Can EAC Chair Davidson be counted on to properly supervise her new subordinate? Maybe not, according to emails obtained by BlackBoxVoting from 2004 when both served on the NASED certification panel. Email traffic between the pair raise questions about their relationship.
On July 15, 2004 at 2:21 pm, Wilkey emailed Davidson: "You are actually reading your emails…WOW!!! Yes I will see you on Saturday. I get in about 9 pm so we will have a nightcap if you are not out partying on Bourbon Street. Love, Your New York Brother."
Two weeks later on July 29, 2004, after the nightcaps in New Orleans, Davidson sent Wilkey an email: "My Dearest Brother, Life has not slowed down, but I am staying out of trouble. Hope to talk to you soon, on the PHONE. That way I get to hear your voice. Love your Sis."
Now the cozy relationship between the two former NASED regulators can blossom at EAC where Wilkey reports to Davidson.
Now "New York Brother" and "Sis" are tasked with protecting the voting machine security for the entire nation. The earlier role of the two EAC leaders in oversight of Ciber's lax work that led to non-accreditation may well be the subject of Congressional hearings before the year is out.
EAC secret reports reveal sloppy, incomplete and non-existent testing by Ciber test lab
By Michael Richardson 30 Jan 2007 Sloppy testing
Hours after our earlier report on threatened subpoenas against the Election Assistance Commission (EAC) and its banned voting machine test laboratory, Ciber, Inc. by the New York State Board of Elections, the company supplied information concerning its lack of accreditation to New York officials. Commissioner Doug Kellner called the secret reports "soiled laundry" that both the company and EAC were trying to hide.
Yesterday, the EAC reacted to the disclosure by Ciber of confidential EAC documents by releasing the assessment reports upon which last summer's non-accreditation decision was based. The documents, kept secret by the EAC for half a year, reveal a shocking level of incompetence and negligence by the "independent testing authority" (ITA) which tested electronic voting machines used by 68.5% of the registered voters in the November 2006 election.

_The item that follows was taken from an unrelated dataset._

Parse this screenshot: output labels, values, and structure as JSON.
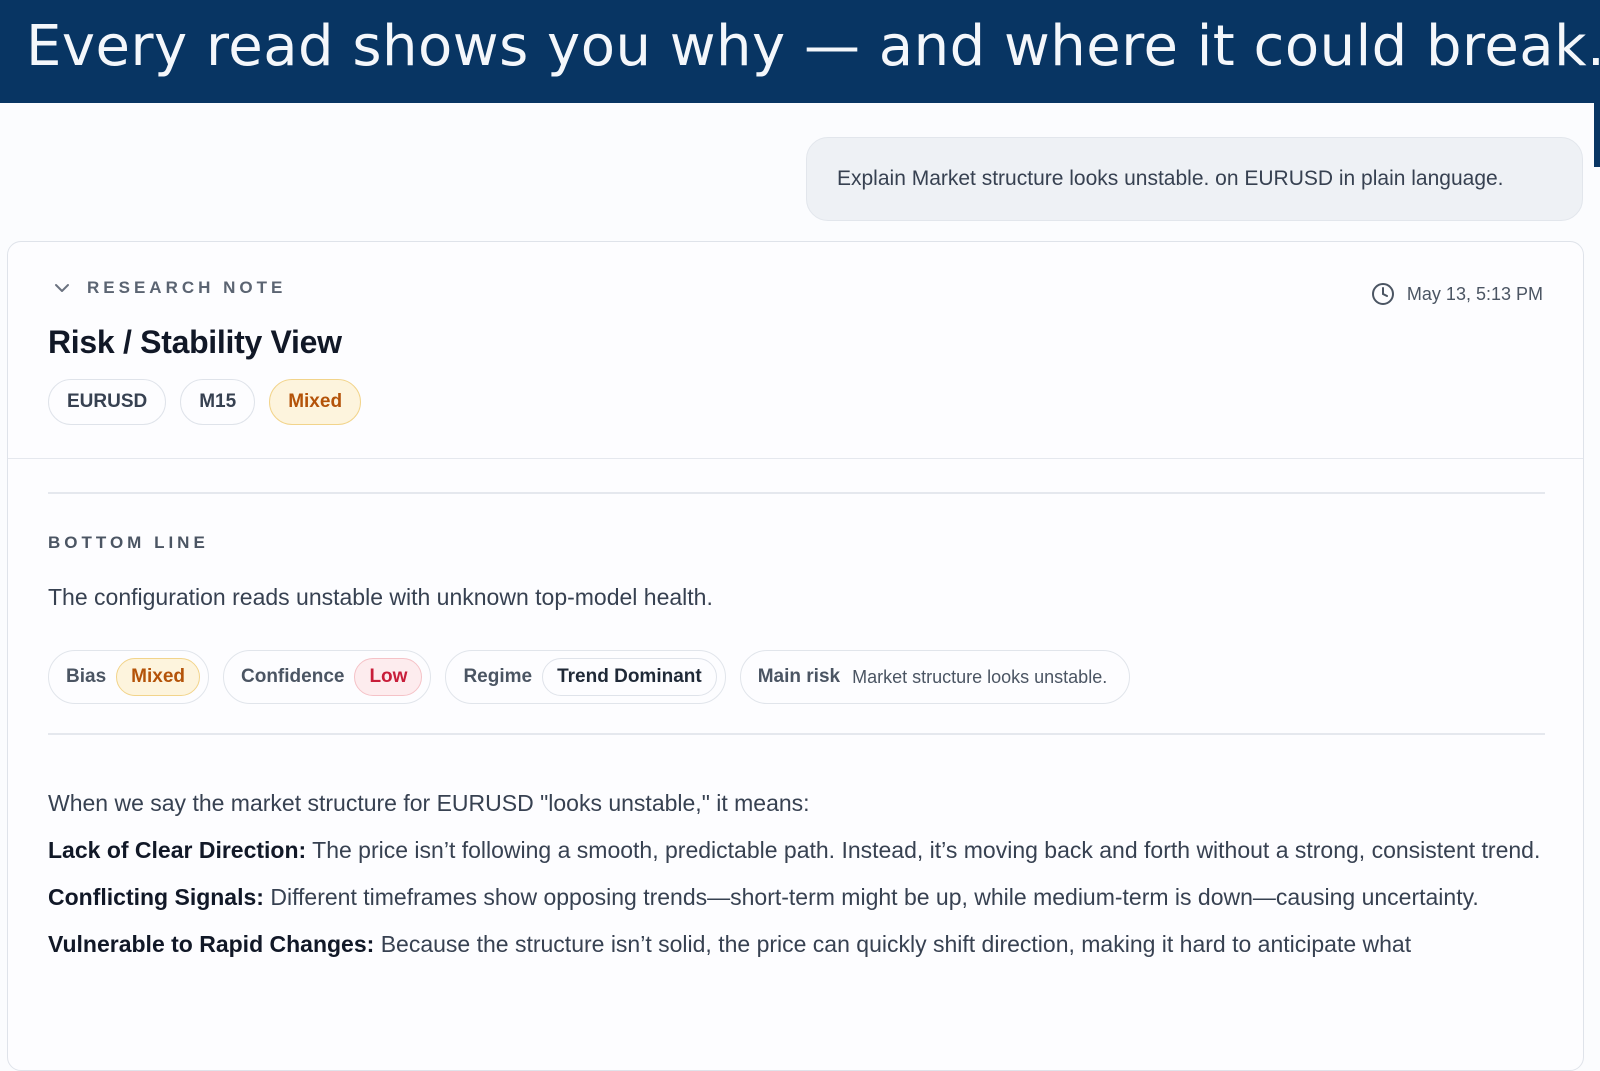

The EAC assessment report from July 2006 of the Ciber test lab in Huntsville, Alabama found, "critical processes were not implemented nor procedures followed." The EAC inspector wrote, "CIBER is unable to follow their own defined processes and procedures to ensure the quality of their work."
CIBER Voting Machine Test Lab Failures is 'Old News' Known by Top Election Officials for Years
CIBER, Inc., the nation's largest so-called "independent test authority" (ITA) of electronic voting machines, is at the center of a growing scandal about lax testing of voting equipment. The recent release of a long-kept secret assessment of the company by the Election Assistance Commission (EAC) detailing a shocking record of sloppy, incomplete or non-existent testing by CIBER led the test lab's CEO, Mac Slingerlend, to call the report "old news" in an interview with the Rocky Mountain News.
While CIBER's shortcomings may be "old news" to Slingerlend, unaware election officials around the nation are angered at not being informed by the EAC prior to the November 2006 elections about voting machine models "tested" by CIBER in use by 68.5% of the registered voters in the country.
In 2003, Ohio Secretary of State Ken Blackwell had independent studies conducted of the state's ITA certified voting machines. Compuware Corporation reviewed both software and hardware of the state's four voting machine vendors, after CIBER had approved vendor software, and discovered 57 security risks in the four systems including high risk flaws.
BlackBoxVoting.org was able to obtain copies of CIBER's test reports to NASED from 2003 for Diebold and VoteHere voting machines, which admit, "Penetration Analysis not reviewed by software ITA." Despite the blatant admission of security non-testing of the software, the machines were certified for use by voters. Of course, the CIBER report was marked "Proprietary" and not released to the general public in a timely manner.